But then, that’s why we’re here. That’s why we’ve always been here. And after five centuries, after a half a millennium, that’s why we’re still here. We proclaim the love of god! Period! We proclaim the love of god! Exclamation mark! This is who we were; this is who we are; this is who we will be! As it was, is not, will be forever! We might not speak German, anymore. And we might not eat sauerkraut, except on the occasional hot dog. But we are, still, Lutheran! Pastors may not be wearing robes. We may not be singing hymns or sitting in pews. But we’re, still, Lutheran! Lutheran because of the message! Lutheran because of the faith! We’ve sold the building. And we’re using what we received as a down payment. A down payment on the mission. A down payment on the ministry. Of a congregation becoming! Of a congregation being born again! Not, so much, for us. But for those who follow us. For those who come after.
“In the mercy of almighty God, Jesus Christ was given to die for us, and for his sake … for his sake, god forgives us! God forgives us all!” When we say the word ‘Lutheran,’ that … that is what we have in mind. Not a time. Or a place. But a proclamation! A promise! Will we grow? I don’t know. Will we succeed? Maybe. Maybe not. But that’s not why we’re church. That’s not why we’re here. We’re church, we’re here, to say the things god tells us to say! The things god has, already said! We’re here to do the things god tells us to do! The things god has already done! The very things god is, still, doing! If we do grow, if we do succeed in the process, all well and good. But that’s not why we’re church. That’s not why we’re Lutheran.
My friends, we’re here to proclaim grace. We’re here to believe in the charity. We’re here to become the love. And the world, again, snarls and calls us Lutheran, well, we, too, will wear the charge with humility and dignity and respect. Lord, keep us steadfast … That’s the song they taught how us to sing.
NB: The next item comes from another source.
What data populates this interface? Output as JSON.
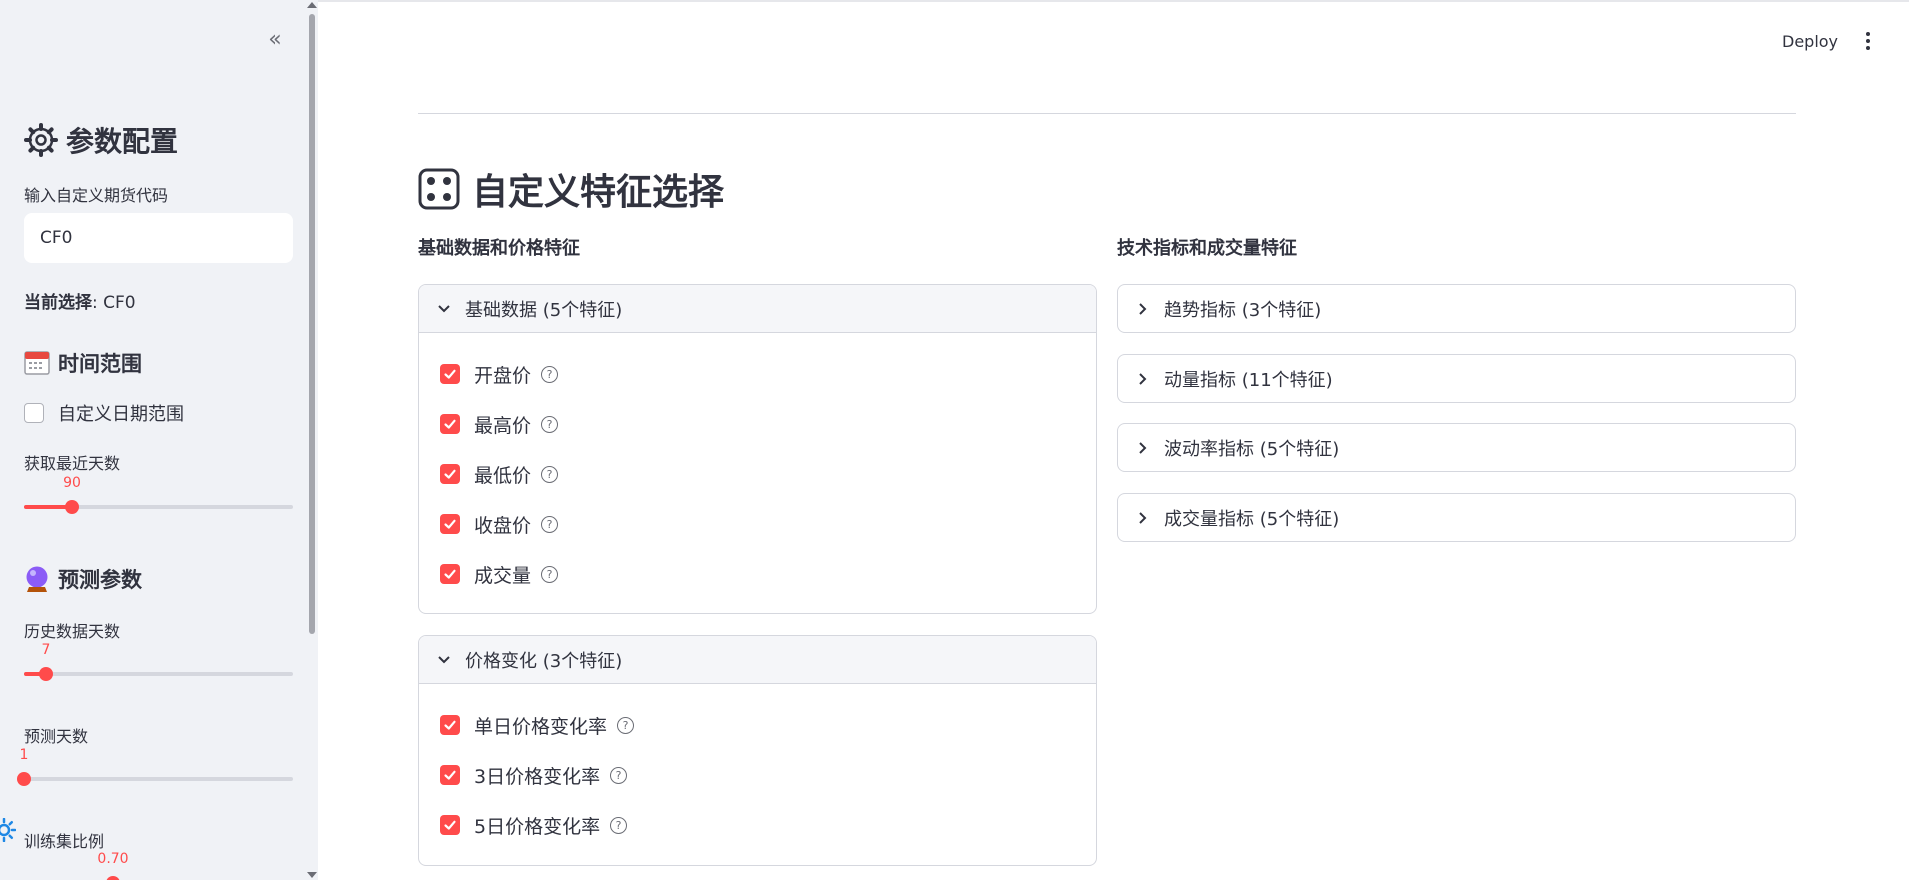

Keep us steadfast in faith … keep us steadfast in hope … keep us steadfast in love … But especially, Lord, especially, in the love. For without that, without that there is no tomorrow!